==== DATASET EXTRACT ====
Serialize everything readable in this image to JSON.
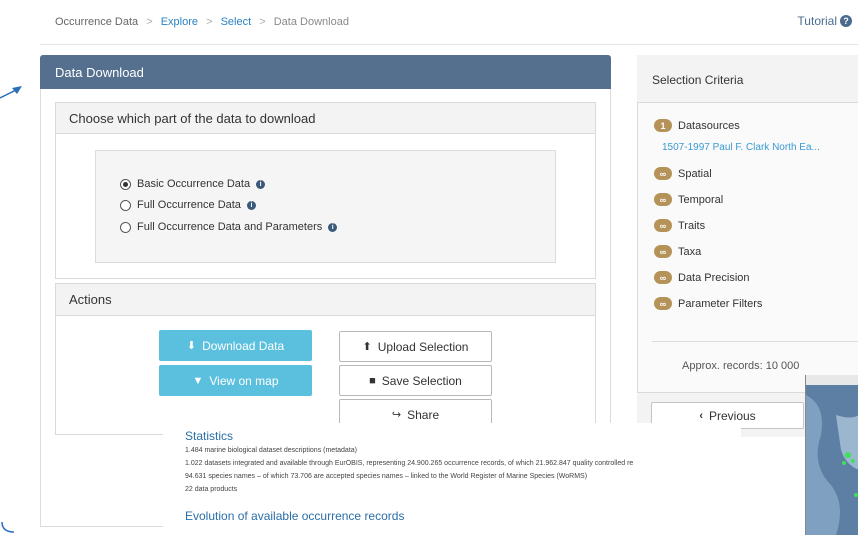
{
  "breadcrumb": {
    "root": "Occurrence Data",
    "items": [
      "Explore",
      "Select"
    ],
    "current": "Data Download",
    "separator": ">"
  },
  "tutorial": {
    "label": "Tutorial"
  },
  "panel": {
    "title": "Data Download",
    "choose": {
      "title": "Choose which part of the data to download",
      "options": [
        {
          "label": "Basic Occurrence Data",
          "selected": true
        },
        {
          "label": "Full Occurrence Data",
          "selected": false
        },
        {
          "label": "Full Occurrence Data and Parameters",
          "selected": false
        }
      ]
    },
    "actions": {
      "title": "Actions",
      "download": "Download Data",
      "view_map": "View on map",
      "upload": "Upload Selection",
      "save": "Save Selection",
      "share": "Share"
    }
  },
  "selection": {
    "title": "Selection Criteria",
    "datasources": {
      "count": "1",
      "label": "Datasources",
      "value": "1507-1997 Paul F. Clark North Ea..."
    },
    "criteria": [
      {
        "badge": "∞",
        "label": "Spatial"
      },
      {
        "badge": "∞",
        "label": "Temporal"
      },
      {
        "badge": "∞",
        "label": "Traits"
      },
      {
        "badge": "∞",
        "label": "Taxa"
      },
      {
        "badge": "∞",
        "label": "Data Precision"
      },
      {
        "badge": "∞",
        "label": "Parameter Filters"
      }
    ],
    "approx_label": "Approx. records:",
    "approx_value": "10 000",
    "previous": "Previous"
  },
  "statistics": {
    "title": "Statistics",
    "lines": [
      "1.484 marine biological dataset descriptions (metadata)",
      "1.022 datasets integrated and available through EurOBIS, representing 24.900.265 occurrence records, of which 21.962.847 quality controlled re",
      "94.631 species names – of which 73.706 are accepted species names – linked to the World Register of Marine Species (WoRMS)",
      "22 data products"
    ],
    "evolution_title": "Evolution of available occurrence records"
  },
  "colors": {
    "header": "#55708f",
    "button_blue": "#5bc0de",
    "badge": "#b59257",
    "link": "#2a83c4"
  }
}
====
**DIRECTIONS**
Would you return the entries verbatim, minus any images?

**ANSWER BOX**
Serialize everything readable in this image to JSON.
{
  "breadcrumb": {
    "root": "Occurrence Data",
    "items": [
      "Explore",
      "Select"
    ],
    "current": "Data Download",
    "separator": ">"
  },
  "tutorial": {
    "label": "Tutorial"
  },
  "panel": {
    "title": "Data Download",
    "choose": {
      "title": "Choose which part of the data to download",
      "options": [
        {
          "label": "Basic Occurrence Data",
          "selected": true
        },
        {
          "label": "Full Occurrence Data",
          "selected": false
        },
        {
          "label": "Full Occurrence Data and Parameters",
          "selected": false
        }
      ]
    },
    "actions": {
      "title": "Actions",
      "download": "Download Data",
      "view_map": "View on map",
      "upload": "Upload Selection",
      "save": "Save Selection",
      "share": "Share"
    }
  },
  "selection": {
    "title": "Selection Criteria",
    "datasources": {
      "count": "1",
      "label": "Datasources",
      "value": "1507-1997 Paul F. Clark North Ea..."
    },
    "criteria": [
      {
        "badge": "∞",
        "label": "Spatial"
      },
      {
        "badge": "∞",
        "label": "Temporal"
      },
      {
        "badge": "∞",
        "label": "Traits"
      },
      {
        "badge": "∞",
        "label": "Taxa"
      },
      {
        "badge": "∞",
        "label": "Data Precision"
      },
      {
        "badge": "∞",
        "label": "Parameter Filters"
      }
    ],
    "approx_label": "Approx. records:",
    "approx_value": "10 000",
    "previous": "Previous"
  },
  "statistics": {
    "title": "Statistics",
    "lines": [
      "1.484 marine biological dataset descriptions (metadata)",
      "1.022 datasets integrated and available through EurOBIS, representing 24.900.265 occurrence records, of which 21.962.847 quality controlled re",
      "94.631 species names – of which 73.706 are accepted species names – linked to the World Register of Marine Species (WoRMS)",
      "22 data products"
    ],
    "evolution_title": "Evolution of available occurrence records"
  },
  "colors": {
    "header": "#55708f",
    "button_blue": "#5bc0de",
    "badge": "#b59257",
    "link": "#2a83c4"
  }
}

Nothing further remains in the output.